→ **TASK BRIEF**
Produce an exact copy of all records below.

→ **ENTRIES SHOWN**
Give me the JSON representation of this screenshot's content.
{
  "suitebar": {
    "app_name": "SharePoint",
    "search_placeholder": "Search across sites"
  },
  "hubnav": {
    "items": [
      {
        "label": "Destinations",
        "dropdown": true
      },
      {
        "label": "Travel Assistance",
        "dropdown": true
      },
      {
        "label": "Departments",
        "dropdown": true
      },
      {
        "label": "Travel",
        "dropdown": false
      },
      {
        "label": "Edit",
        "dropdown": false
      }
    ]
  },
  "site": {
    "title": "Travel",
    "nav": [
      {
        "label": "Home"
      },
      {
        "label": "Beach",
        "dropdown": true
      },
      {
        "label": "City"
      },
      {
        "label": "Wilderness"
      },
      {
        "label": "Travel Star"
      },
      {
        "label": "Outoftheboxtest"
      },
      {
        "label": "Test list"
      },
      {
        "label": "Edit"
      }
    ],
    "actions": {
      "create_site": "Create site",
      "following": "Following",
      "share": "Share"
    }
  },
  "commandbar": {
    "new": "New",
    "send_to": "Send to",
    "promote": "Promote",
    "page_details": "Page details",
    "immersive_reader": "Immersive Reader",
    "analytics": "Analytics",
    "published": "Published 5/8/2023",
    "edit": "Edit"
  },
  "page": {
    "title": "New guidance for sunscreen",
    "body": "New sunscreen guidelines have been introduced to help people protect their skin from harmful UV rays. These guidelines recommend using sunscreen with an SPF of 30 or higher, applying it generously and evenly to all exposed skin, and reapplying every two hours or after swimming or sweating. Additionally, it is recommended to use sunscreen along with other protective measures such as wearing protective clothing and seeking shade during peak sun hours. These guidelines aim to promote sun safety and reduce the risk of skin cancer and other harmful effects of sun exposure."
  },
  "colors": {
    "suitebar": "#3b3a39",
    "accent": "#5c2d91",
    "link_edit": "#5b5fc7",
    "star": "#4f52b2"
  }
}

→ **SOLUTION**
Give me the JSON representation of this screenshot's content.
{
  "suitebar": {
    "app_name": "SharePoint",
    "search_placeholder": "Search across sites"
  },
  "hubnav": {
    "items": [
      {
        "label": "Destinations",
        "dropdown": true
      },
      {
        "label": "Travel Assistance",
        "dropdown": true
      },
      {
        "label": "Departments",
        "dropdown": true
      },
      {
        "label": "Travel",
        "dropdown": false
      },
      {
        "label": "Edit",
        "dropdown": false
      }
    ]
  },
  "site": {
    "title": "Travel",
    "nav": [
      {
        "label": "Home"
      },
      {
        "label": "Beach",
        "dropdown": true
      },
      {
        "label": "City"
      },
      {
        "label": "Wilderness"
      },
      {
        "label": "Travel Star"
      },
      {
        "label": "Outoftheboxtest"
      },
      {
        "label": "Test list"
      },
      {
        "label": "Edit"
      }
    ],
    "actions": {
      "create_site": "Create site",
      "following": "Following",
      "share": "Share"
    }
  },
  "commandbar": {
    "new": "New",
    "send_to": "Send to",
    "promote": "Promote",
    "page_details": "Page details",
    "immersive_reader": "Immersive Reader",
    "analytics": "Analytics",
    "published": "Published 5/8/2023",
    "edit": "Edit"
  },
  "page": {
    "title": "New guidance for sunscreen",
    "body": "New sunscreen guidelines have been introduced to help people protect their skin from harmful UV rays. These guidelines recommend using sunscreen with an SPF of 30 or higher, applying it generously and evenly to all exposed skin, and reapplying every two hours or after swimming or sweating. Additionally, it is recommended to use sunscreen along with other protective measures such as wearing protective clothing and seeking shade during peak sun hours. These guidelines aim to promote sun safety and reduce the risk of skin cancer and other harmful effects of sun exposure."
  },
  "colors": {
    "suitebar": "#3b3a39",
    "accent": "#5c2d91",
    "link_edit": "#5b5fc7",
    "star": "#4f52b2"
  }
}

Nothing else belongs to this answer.